If you're decision is number 3, then this is what you have to do. You have to walk away from this story completely. You are so far gone into this whole world you've created that you've lost all sense of objectivity about how to provide a good, accessible plot within the context of your big sci-fi world. You need to take a break and study the craft of screenwriting and what that craft is REALLY about. Read these books:
Story by Robert McKee
Making a Good Script Great by Linda Seger
Psychology for Screenwriters by William Indick
20 Master Plots by Ronald B. Tobias
Story Structure Architect by Victoria Lynn Schmidt, Ph.D.
How NOT to Write a Screenplay by Denny Martin Flinn
Cinematic Storytelling by Jennifer van Sijll
The Story of Film by Mark Cousins
And so you'll have good formatting:
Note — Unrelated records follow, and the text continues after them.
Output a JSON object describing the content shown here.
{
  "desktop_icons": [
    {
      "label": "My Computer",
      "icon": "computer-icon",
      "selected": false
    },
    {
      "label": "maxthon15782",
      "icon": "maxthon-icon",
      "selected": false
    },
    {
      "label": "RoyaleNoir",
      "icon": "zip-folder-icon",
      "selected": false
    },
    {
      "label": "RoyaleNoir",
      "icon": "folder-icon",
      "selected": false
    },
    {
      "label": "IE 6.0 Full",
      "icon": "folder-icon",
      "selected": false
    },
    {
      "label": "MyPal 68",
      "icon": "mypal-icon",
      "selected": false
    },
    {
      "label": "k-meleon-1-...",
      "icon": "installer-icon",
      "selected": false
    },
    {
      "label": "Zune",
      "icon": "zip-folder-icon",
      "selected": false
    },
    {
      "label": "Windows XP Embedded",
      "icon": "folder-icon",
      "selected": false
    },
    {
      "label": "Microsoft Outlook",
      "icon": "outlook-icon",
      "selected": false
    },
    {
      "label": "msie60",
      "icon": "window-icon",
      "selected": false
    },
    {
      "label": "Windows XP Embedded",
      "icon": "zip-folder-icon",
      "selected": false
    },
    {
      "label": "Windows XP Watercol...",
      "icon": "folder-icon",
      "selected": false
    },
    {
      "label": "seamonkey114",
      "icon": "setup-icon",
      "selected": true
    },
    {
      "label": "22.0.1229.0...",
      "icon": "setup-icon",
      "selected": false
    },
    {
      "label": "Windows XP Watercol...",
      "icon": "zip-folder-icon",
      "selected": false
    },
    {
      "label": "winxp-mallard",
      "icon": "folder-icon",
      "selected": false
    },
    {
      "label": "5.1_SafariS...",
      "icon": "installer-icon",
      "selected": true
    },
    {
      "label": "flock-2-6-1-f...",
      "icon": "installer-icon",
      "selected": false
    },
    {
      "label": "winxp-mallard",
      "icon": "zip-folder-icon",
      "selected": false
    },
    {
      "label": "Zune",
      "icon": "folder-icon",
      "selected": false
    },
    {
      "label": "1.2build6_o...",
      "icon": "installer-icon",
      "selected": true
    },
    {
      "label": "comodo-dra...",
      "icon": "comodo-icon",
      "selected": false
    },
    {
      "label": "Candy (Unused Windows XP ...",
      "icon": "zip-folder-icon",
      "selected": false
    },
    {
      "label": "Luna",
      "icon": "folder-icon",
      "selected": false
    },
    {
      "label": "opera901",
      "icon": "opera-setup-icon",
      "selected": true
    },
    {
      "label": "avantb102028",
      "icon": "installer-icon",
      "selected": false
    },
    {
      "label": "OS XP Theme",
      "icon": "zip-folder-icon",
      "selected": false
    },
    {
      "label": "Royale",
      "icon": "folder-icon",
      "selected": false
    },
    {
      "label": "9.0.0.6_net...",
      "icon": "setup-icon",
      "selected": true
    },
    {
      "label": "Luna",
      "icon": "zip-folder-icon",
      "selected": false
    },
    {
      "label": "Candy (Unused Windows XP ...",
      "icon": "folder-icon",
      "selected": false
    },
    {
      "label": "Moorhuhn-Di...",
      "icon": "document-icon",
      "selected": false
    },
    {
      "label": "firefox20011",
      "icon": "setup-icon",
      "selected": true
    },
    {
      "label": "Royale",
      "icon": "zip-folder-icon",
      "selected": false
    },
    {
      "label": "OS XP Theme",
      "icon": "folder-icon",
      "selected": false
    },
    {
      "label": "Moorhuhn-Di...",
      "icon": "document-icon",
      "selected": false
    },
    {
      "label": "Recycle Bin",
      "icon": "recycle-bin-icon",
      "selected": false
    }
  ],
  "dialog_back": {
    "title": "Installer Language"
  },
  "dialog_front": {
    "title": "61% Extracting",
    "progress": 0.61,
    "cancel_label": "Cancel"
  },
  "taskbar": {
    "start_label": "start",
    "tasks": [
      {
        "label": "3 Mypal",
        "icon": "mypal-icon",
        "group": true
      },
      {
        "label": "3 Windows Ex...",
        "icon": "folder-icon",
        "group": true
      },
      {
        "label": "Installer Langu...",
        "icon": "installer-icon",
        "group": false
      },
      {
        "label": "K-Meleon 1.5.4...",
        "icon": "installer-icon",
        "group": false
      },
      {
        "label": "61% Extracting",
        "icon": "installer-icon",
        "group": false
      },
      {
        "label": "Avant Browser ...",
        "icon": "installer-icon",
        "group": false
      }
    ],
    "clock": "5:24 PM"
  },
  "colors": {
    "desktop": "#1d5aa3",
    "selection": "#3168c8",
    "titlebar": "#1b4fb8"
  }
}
Screenwriter's Bible (fourth edition) by Dave Trottier
I don't want an email telling me "I've already read those books." Read them again. AFTER you've read all those books, THEN you should start a new, SIMPLE story that won't cost $200 million dollars to produce. Forget about a sale, too. Just focus on honing your craft. Create a simple setup (NOTHING sci-fi or fantasy - just a drama and something you like but you're not so in love with it that you're not able to be objective about the plot). Make the setup and plot rooted in your characters and create a protagonist with an inner need who pushes the plot forward in order to accomplish X. Create a character development sheet for your protagonist and your antagonist. (I wrote about it here). And then, within those 120 pages, follow the common three-act structure. Forget about philosophy or worlds or fancy prose in the action lines - aim for clarity in action. Focus on the protag's journey, the character arc, and escalating conflict. People are more concerned by what happens and how a conflict escalates and how characters act over how fancy you've written the action lines.
I will not read another story by you (freewill) unless you've followed all of my advice exactly. I certainly won't read another variation of TEOTWAWKI either, at least not for a long time after you've clearly shown an improvement in the craft through new stories.
My notes below are not really designed to help with revisions but to show you that I did, in fact, read your script. I don't want explanations, either, for all the times I wrote, "I don't understand." At this point, it doesn't matter. You have to start anew. Good luck with your choice, man.
Okay, well, about a week ago, the author forwarded an email receipt from Amazon.com. He ordered every single book on the list.
He copied me on an email to another TriggerStreet member and wrote, “I really appreciated your comments on Triggerstreet. Don't know if you read the other reviews but you and Mystery Man really nailed it. (don't know who that guy is or thinks he is but if he wasn't so right, I'd hunt him down and kill him).”
The thing is, he’s so smart and such a great visual thinker that when he really gets it, when he really embraces the craft and tries to master it, he could be (like so many others I know) unbelievably great, one of the best. And we’ll say we knew him when…